Even at the high end of that range, lynx are challenging to track and rarely observed casually. In late 2016, a pair of Canada lynx traveled alongside a driver on U.S. 550 outside of Silverton. Two weeks later, a lone lynx wandered through the Purgatory Resort near Durango, winding among shocked snowboarders and skiers who stopped to take videos. (Unfortunately, this cat was likely ill or starving, since it was found dead several days later.) Such reports aside, very few people have seen – or will ever see – a lynx in the wilds of Colorado. Yet that doesn’t diminish their appeal and allure.
During the waning weeks of the Obama administration in 2016, the U.S. Fish and Wildlife Service (USFWS) concluded that resident lynx populations would likely not survive until 2100 in all areas that currently support them. Yet in January 2018, the Trump administration announced that it planned to remove the Canada lynx from the endangered species list. Although officials admitted they could not be certain of the lynx’s fate in its sprawling range across Maine, Minnesota, Montana, Colorado, Idaho and Washington, they expressed confidence the animals would survive through 2050.
Not everyone agrees with this assessment, though. Non-government-affiliated conservationists worry that the species’ most important requirements – snow, space, hares and habitat connectivity – will be increasingly threatened by both human activities encroaching on its habitat and a warming climate. For example, the lynx’s disproportionately large paws give it a strong competitive advantage over other carnivores in the deep, fluffy snow it frequents. Yet decreased snowpack means more competition from fellow predators for prey.
Despite such concerns, the Canada lynx is now recommended for delisting under the ESA. While this recommendation does not immediately remove the current ESA protections for the Canada lynx, the decision does trigger a process to end them. First USFWS must publish a proposed rule in the Federal Register, then take public comments and draft a final decision. As of this writing, no proposed rule has yet appeared in the Federal Register. But it seems inevitable that one will, sooner rather than later. And once the proposed rule is posted, the public comment period could be as short as 30 days.
Don’t blink. The iconic Canada lynx’s existence in Colorado may depend on your vigilance.

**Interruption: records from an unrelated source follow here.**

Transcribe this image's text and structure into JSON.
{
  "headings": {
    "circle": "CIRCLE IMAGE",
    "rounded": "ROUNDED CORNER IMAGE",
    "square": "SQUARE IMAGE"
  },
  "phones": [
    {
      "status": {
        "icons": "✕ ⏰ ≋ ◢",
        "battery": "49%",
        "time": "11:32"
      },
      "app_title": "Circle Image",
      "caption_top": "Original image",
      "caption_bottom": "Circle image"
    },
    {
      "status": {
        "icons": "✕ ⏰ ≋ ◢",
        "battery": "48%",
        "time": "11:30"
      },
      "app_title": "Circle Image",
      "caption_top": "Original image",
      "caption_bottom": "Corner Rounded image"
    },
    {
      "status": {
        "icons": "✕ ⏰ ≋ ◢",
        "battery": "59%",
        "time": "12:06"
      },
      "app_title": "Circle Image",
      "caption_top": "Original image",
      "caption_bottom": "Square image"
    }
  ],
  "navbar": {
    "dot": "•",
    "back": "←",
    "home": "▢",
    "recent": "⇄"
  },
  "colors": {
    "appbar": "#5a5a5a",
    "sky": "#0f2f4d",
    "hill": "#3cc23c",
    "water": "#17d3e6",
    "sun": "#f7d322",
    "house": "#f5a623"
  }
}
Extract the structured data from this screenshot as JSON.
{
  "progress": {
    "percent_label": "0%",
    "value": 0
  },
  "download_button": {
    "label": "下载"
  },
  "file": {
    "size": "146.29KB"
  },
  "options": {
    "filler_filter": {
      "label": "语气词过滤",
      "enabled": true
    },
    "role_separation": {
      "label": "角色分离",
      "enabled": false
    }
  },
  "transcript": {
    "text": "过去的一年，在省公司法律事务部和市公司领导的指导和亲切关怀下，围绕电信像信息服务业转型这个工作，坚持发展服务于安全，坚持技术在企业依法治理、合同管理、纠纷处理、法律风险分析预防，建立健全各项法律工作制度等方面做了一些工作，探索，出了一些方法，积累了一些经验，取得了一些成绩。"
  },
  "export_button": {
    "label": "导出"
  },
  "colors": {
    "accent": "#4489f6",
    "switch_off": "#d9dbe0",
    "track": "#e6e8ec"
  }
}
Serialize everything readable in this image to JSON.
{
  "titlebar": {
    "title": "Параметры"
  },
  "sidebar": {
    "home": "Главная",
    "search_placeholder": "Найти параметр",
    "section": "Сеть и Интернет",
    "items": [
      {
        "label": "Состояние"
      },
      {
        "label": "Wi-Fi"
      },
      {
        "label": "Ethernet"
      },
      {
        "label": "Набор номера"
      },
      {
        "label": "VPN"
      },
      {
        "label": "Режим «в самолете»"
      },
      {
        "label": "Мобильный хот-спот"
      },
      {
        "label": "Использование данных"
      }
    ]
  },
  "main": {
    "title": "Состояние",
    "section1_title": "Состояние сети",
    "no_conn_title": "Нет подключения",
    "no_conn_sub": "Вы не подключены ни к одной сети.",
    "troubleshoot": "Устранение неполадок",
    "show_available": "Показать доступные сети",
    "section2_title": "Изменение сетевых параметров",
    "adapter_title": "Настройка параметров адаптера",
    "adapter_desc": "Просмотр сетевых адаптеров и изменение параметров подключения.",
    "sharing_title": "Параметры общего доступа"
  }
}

After a quarter-century in Colorado, Tina and her family recently migrated to Southern California, where she’ll spend the next quarter-century trying to remember that the mountains lie to the east.
“The Natural World” column is sponsored by Ann and Henry Klaiman.